┌─ INPUT RECORDS
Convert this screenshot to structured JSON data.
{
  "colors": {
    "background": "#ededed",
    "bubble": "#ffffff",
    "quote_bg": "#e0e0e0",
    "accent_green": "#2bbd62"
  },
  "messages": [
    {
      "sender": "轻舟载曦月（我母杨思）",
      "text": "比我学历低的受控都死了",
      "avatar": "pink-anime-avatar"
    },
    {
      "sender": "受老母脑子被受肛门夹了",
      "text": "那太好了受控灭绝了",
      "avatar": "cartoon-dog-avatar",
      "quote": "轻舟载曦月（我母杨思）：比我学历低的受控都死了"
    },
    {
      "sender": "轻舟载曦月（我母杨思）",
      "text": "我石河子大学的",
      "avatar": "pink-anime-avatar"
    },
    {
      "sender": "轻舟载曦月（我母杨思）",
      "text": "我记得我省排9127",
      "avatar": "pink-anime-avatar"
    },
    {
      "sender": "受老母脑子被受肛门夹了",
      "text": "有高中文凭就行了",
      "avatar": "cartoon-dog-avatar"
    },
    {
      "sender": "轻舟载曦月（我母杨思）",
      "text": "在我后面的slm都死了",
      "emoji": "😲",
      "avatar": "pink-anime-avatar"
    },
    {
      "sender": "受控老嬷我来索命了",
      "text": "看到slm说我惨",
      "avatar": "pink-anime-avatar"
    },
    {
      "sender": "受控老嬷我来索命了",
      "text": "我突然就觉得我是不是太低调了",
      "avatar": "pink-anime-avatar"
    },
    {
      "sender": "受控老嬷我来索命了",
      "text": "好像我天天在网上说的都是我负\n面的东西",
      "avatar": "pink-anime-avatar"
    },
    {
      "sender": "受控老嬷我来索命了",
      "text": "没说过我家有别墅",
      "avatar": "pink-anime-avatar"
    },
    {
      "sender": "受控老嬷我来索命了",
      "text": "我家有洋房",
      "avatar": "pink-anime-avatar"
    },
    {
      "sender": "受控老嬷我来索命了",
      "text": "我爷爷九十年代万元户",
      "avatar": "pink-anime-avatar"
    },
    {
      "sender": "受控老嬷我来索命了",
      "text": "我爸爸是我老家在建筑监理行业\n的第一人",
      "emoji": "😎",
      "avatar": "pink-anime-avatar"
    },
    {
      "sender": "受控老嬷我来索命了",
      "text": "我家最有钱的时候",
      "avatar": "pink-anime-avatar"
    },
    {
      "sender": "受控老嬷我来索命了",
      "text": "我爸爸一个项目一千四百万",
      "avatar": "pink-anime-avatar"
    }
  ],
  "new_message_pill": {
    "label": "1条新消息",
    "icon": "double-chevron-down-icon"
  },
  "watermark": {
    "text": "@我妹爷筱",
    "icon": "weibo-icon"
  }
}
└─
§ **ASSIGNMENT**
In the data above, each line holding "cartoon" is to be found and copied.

§ **ANSWER BELOW**
      "avatar": "cartoon-dog-avatar",
      "avatar": "cartoon-dog-avatar"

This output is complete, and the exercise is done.